What lines below include the word "code"? Copy each one.

Material for this task Block Start

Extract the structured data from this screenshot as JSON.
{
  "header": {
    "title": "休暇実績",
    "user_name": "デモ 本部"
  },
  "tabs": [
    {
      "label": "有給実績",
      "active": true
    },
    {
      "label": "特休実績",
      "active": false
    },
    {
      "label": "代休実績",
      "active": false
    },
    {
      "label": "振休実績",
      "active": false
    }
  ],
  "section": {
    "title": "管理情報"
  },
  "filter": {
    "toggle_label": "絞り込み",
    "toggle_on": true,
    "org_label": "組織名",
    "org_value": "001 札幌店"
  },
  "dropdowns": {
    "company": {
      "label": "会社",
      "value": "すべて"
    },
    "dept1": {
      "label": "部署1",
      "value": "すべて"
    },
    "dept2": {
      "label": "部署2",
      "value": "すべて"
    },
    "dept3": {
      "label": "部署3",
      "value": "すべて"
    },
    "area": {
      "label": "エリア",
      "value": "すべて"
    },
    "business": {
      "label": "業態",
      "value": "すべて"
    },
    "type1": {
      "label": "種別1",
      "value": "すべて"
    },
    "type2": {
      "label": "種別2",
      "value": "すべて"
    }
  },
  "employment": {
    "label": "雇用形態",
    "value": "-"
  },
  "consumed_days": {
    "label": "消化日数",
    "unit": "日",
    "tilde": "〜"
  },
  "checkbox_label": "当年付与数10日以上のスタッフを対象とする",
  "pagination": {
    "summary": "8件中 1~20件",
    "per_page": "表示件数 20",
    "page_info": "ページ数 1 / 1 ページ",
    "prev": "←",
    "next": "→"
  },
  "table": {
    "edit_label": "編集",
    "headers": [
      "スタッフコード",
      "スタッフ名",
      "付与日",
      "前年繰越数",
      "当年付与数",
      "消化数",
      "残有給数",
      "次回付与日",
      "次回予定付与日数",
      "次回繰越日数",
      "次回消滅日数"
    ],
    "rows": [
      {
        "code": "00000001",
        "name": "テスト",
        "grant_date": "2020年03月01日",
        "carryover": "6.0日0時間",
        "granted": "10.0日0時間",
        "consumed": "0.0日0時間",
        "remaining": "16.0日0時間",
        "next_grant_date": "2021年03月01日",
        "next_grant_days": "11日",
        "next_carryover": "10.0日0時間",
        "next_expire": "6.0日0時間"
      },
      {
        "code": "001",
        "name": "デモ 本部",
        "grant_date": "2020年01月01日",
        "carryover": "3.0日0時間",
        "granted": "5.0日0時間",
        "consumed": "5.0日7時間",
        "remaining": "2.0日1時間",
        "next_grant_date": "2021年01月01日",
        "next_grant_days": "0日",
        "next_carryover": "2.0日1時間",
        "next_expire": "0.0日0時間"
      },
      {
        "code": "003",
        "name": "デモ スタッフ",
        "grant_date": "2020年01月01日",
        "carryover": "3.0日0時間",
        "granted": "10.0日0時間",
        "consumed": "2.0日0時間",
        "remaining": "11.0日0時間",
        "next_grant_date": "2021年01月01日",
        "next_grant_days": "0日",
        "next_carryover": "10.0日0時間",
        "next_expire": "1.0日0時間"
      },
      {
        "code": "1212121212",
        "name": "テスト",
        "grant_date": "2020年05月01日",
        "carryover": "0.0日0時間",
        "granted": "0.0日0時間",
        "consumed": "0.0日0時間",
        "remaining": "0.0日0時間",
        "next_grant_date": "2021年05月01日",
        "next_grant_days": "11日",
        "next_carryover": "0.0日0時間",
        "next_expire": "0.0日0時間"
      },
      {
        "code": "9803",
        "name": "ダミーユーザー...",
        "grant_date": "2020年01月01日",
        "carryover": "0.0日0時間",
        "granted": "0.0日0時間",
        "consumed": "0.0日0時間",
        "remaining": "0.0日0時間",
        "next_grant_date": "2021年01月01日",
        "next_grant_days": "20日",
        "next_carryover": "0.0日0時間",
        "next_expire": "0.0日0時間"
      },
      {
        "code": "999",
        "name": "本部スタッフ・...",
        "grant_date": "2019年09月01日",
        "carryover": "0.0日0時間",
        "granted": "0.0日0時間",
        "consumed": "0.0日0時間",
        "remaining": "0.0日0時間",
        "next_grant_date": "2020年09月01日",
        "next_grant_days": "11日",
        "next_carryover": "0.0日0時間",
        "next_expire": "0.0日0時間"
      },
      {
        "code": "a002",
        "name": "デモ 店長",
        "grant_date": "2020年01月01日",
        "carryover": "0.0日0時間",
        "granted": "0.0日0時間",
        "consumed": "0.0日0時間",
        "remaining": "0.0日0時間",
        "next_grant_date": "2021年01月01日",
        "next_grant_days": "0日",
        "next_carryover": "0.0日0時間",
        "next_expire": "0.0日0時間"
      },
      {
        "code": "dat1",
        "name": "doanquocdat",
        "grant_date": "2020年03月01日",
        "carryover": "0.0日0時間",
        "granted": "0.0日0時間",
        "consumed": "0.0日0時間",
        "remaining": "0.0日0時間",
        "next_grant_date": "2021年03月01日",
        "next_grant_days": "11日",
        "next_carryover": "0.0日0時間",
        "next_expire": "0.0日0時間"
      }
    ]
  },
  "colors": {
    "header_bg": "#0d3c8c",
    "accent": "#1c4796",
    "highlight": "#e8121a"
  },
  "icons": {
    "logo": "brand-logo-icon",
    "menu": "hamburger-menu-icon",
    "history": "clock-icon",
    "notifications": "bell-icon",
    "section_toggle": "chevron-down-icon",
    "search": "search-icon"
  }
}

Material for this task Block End

- [Problem solution]
        "code": "00000001",
        "code": "001",
        "code": "003",
        "code": "1212121212",
        "code": "9803",
        "code": "999",
        "code": "a002",
        "code": "dat1",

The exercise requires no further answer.